*Work instructions*. What you return must match the records below exactly, down to each character.

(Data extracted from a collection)

*****

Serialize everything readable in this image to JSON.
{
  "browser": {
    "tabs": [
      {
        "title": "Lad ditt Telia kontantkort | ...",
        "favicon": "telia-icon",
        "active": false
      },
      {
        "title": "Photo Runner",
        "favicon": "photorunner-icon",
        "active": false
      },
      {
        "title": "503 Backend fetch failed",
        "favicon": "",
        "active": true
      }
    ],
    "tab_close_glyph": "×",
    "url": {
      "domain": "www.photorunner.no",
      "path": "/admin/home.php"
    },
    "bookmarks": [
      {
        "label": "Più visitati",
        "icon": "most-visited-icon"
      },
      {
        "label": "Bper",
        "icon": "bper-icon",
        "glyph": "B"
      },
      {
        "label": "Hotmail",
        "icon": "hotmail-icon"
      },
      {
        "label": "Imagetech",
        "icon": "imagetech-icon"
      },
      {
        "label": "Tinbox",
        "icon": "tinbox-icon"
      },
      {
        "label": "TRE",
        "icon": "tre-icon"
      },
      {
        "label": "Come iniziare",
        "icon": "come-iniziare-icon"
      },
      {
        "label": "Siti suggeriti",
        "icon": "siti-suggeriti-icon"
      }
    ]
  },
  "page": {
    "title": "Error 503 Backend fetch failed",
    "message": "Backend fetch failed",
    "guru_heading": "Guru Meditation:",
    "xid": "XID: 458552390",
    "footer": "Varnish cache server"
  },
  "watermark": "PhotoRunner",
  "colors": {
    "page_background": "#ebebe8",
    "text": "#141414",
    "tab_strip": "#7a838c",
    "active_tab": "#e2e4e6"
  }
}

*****

*Finished task*.
Serialize everything readable in this image to JSON.
{
  "browser": {
    "tabs": [
      {
        "title": "Lad ditt Telia kontantkort | ...",
        "favicon": "telia-icon",
        "active": false
      },
      {
        "title": "Photo Runner",
        "favicon": "photorunner-icon",
        "active": false
      },
      {
        "title": "503 Backend fetch failed",
        "favicon": "",
        "active": true
      }
    ],
    "tab_close_glyph": "×",
    "url": {
      "domain": "www.photorunner.no",
      "path": "/admin/home.php"
    },
    "bookmarks": [
      {
        "label": "Più visitati",
        "icon": "most-visited-icon"
      },
      {
        "label": "Bper",
        "icon": "bper-icon",
        "glyph": "B"
      },
      {
        "label": "Hotmail",
        "icon": "hotmail-icon"
      },
      {
        "label": "Imagetech",
        "icon": "imagetech-icon"
      },
      {
        "label": "Tinbox",
        "icon": "tinbox-icon"
      },
      {
        "label": "TRE",
        "icon": "tre-icon"
      },
      {
        "label": "Come iniziare",
        "icon": "come-iniziare-icon"
      },
      {
        "label": "Siti suggeriti",
        "icon": "siti-suggeriti-icon"
      }
    ]
  },
  "page": {
    "title": "Error 503 Backend fetch failed",
    "message": "Backend fetch failed",
    "guru_heading": "Guru Meditation:",
    "xid": "XID: 458552390",
    "footer": "Varnish cache server"
  },
  "watermark": "PhotoRunner",
  "colors": {
    "page_background": "#ebebe8",
    "text": "#141414",
    "tab_strip": "#7a838c",
    "active_tab": "#e2e4e6"
  }
}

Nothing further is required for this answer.